McShane found that the inability to marry hurts same-sex couples — and any children they may have — by denying them many financial and legal advantages available only to married couples and their children. And Oregon's civil union statute is a poor substitute, the judge says, noting that the Legislature itself acknowledged that civil unions are not equal to marriage under the law.
Upholding the "traditional" definition of marriage is not a legitimate reason to ban same-sex marriage either, McShane said. When deciding whether unequal treatment of different groups is permissible, the courts ask whether the distinction is rationally related to a legitimate government interest.
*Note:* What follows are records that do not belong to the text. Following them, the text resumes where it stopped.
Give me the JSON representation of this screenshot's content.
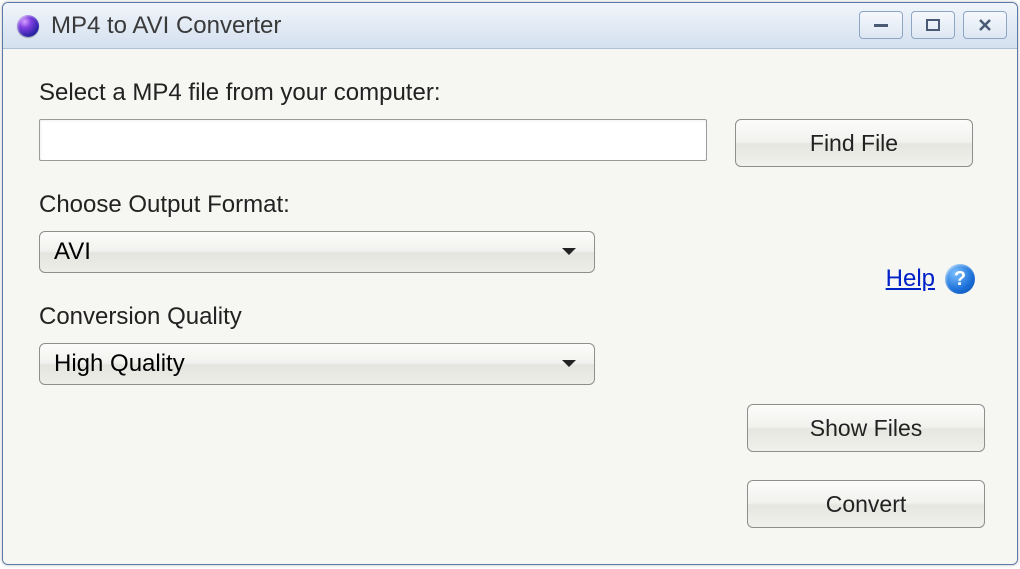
{
  "window": {
    "title": "MP4 to AVI Converter"
  },
  "labels": {
    "select_file": "Select a MP4 file from your computer:",
    "output_format": "Choose Output Format:",
    "conversion_quality": "Conversion Quality"
  },
  "inputs": {
    "file_path": "",
    "output_format_selected": "AVI",
    "quality_selected": "High Quality"
  },
  "buttons": {
    "find_file": "Find File",
    "show_files": "Show Files",
    "convert": "Convert"
  },
  "help": {
    "link_text": "Help",
    "icon_char": "?"
  }
}
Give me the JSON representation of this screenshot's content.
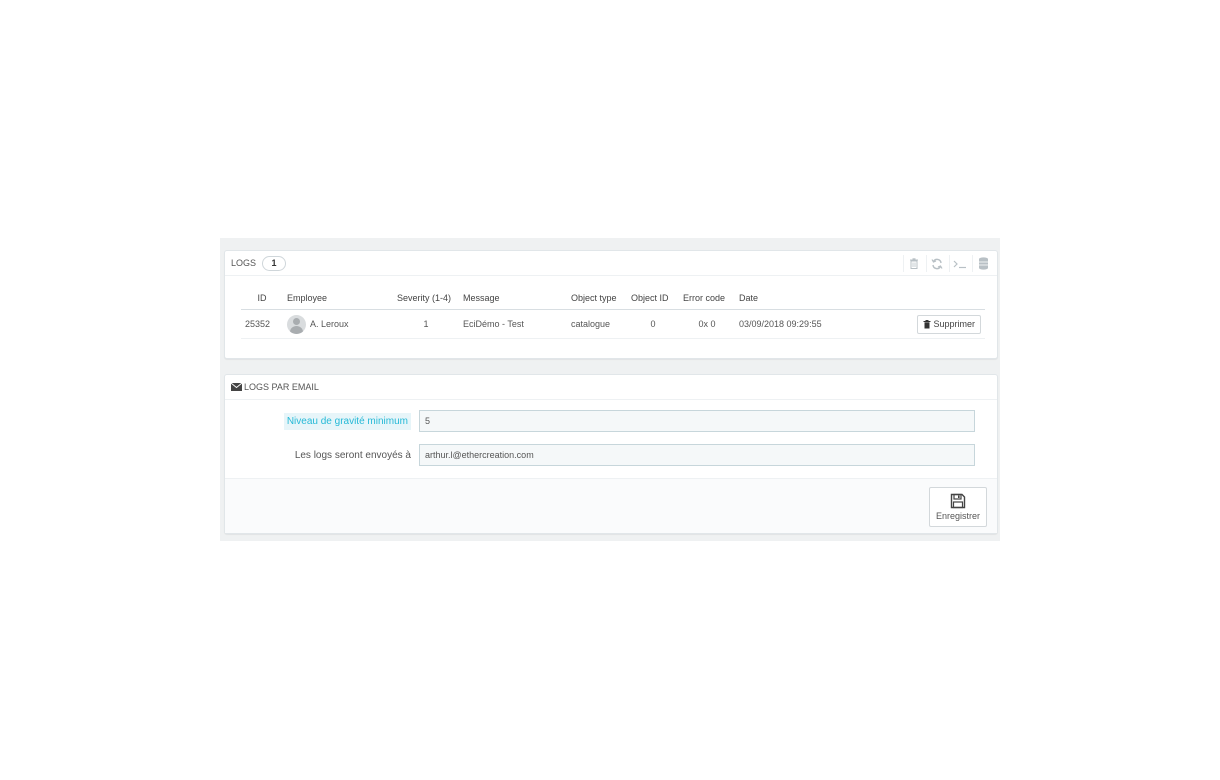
{
  "logs_panel": {
    "title": "LOGS",
    "count": "1",
    "toolbar_icons": [
      "trash-icon",
      "refresh-icon",
      "terminal-icon",
      "database-icon"
    ],
    "columns": [
      "ID",
      "Employee",
      "Severity (1-4)",
      "Message",
      "Object type",
      "Object ID",
      "Error code",
      "Date"
    ],
    "rows": [
      {
        "id": "25352",
        "employee": "A. Leroux",
        "severity": "1",
        "message": "EciDémo - Test",
        "object_type": "catalogue",
        "object_id": "0",
        "error_code": "0x 0",
        "date": "03/09/2018 09:29:55",
        "action": "Supprimer"
      }
    ]
  },
  "email_panel": {
    "title": "LOGS PAR EMAIL",
    "severity_label": "Niveau de gravité minimum",
    "severity_value": "5",
    "email_label": "Les logs seront envoyés à",
    "email_value": "arthur.l@ethercreation.com",
    "save_label": "Enregistrer"
  },
  "colors": {
    "accent": "#25b9d7",
    "background": "#eff1f2"
  }
}
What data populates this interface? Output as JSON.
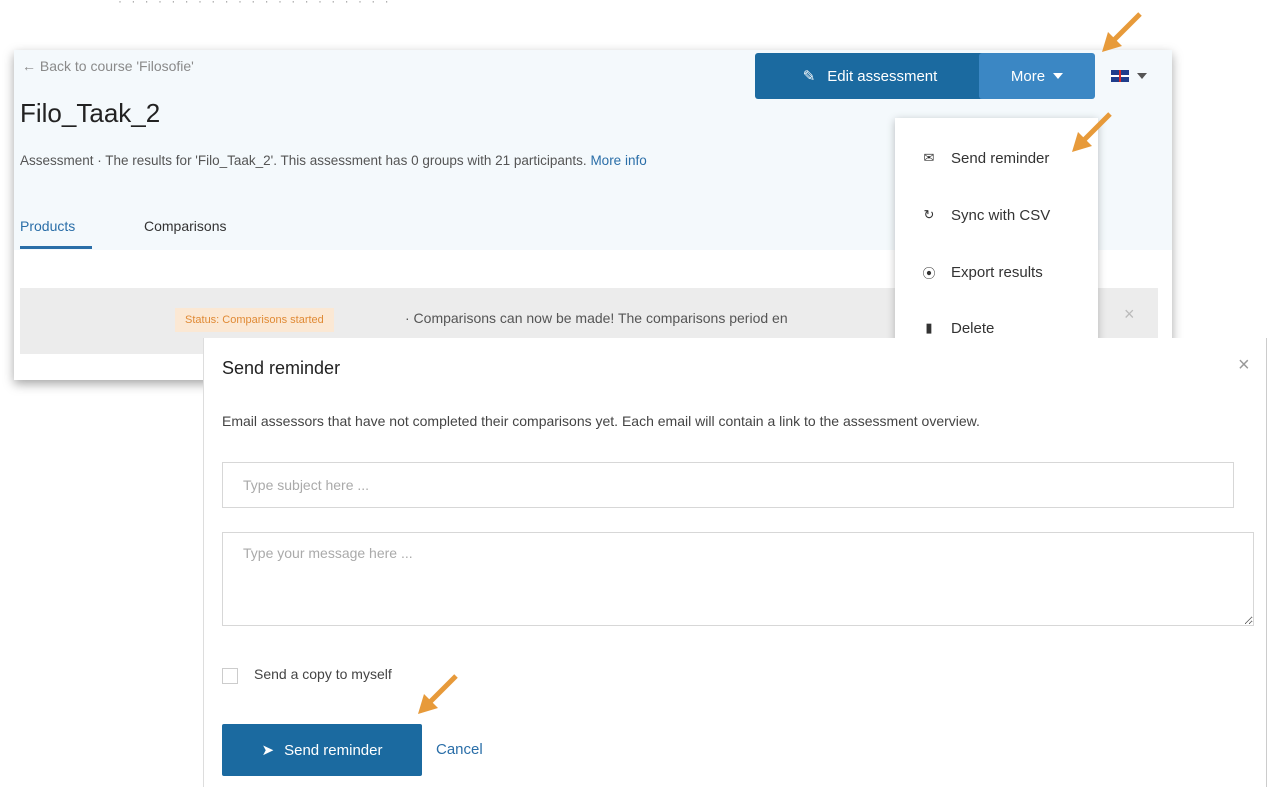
{
  "top_crop_text": "· · · · · · · · · · · · · · · · · · · · ·",
  "page": {
    "back_link": "← Back to course 'Filosofie'",
    "title": "Filo_Taak_2",
    "subtitle": "Assessment · The results for 'Filo_Taak_2'. This assessment has 0 groups with 21 participants.",
    "more_info": "More info",
    "tabs": [
      {
        "label": "Products"
      },
      {
        "label": "Comparisons"
      }
    ],
    "edit_button": "Edit assessment",
    "more_button": "More",
    "status_badge": "Status: Comparisons started",
    "status_text": "· Comparisons can now be made! The comparisons period en",
    "status_close": "×"
  },
  "dropdown": {
    "items": [
      {
        "label": "Send reminder",
        "icon": "envelope-icon"
      },
      {
        "label": "Sync with CSV",
        "icon": "refresh-icon"
      },
      {
        "label": "Export results",
        "icon": "export-icon"
      },
      {
        "label": "Delete",
        "icon": "trash-icon"
      }
    ]
  },
  "modal": {
    "title": "Send reminder",
    "close": "×",
    "description": "Email assessors that have not completed their comparisons yet. Each email will contain a link to the assessment overview.",
    "subject_placeholder": "Type subject here ...",
    "message_placeholder": "Type your message here ...",
    "copy_label": "Send a copy to myself",
    "copy_checked": false,
    "send_button": "Send reminder",
    "cancel": "Cancel"
  },
  "colors": {
    "primary": "#1b6aa0",
    "secondary": "#3b87c4",
    "link": "#2a6ea8",
    "annotation_arrow": "#e79a3a"
  }
}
"If tradition alone was sufficient to withstand rational basis review, the right to equal protection would be quite hollow," McShane wrote. " 'Tradition' would simply turn rational basis review into a rubber stamp condoning discrimination against long-standing, traditionally oppressed minority classes everywhere. Limiting civil marriage to opposite-gender couples based only on a traditional definition of marriage is simply not a legitimate purpose."
Neither is moral disapproval, the judge said, citing U.S. Supreme Court rulings striking down state laws against homosexual acts between consenting adults.
"This remains the law of the land," McShane wrote, "That mere moral disapproval of a particular group of citizens is not a legitimate reason for intentionally withholding rights and benefits from that group."
Opponents of gay marriage argue that Oregon voters put the one-man, one-woman definition of marriage into the state constitution, and to overturn it goes against the will of the people. But in the 10 years since Measure 36 passed, public opinion has shifted dramatically. A poll released this month indicated Oregonians would vote convincingly to remove that language from the constitution.
Fortunately, McShane's ruling spares the state from enduring a divisive initiative campaign to do what courts across the country are already doing. His decision was the 13th ruling striking down gay-marriage bans, and on Tuesday, a federal judge in Pennsylvania issued the 14th.
In the end, the U.S. Constitution says the laws must apply equally to everyone, and that's the tradition that McShane's ruling upholds.
As Gina DuQuenne, president of Southern Oregon Pride, said Monday, "Now we have what they have."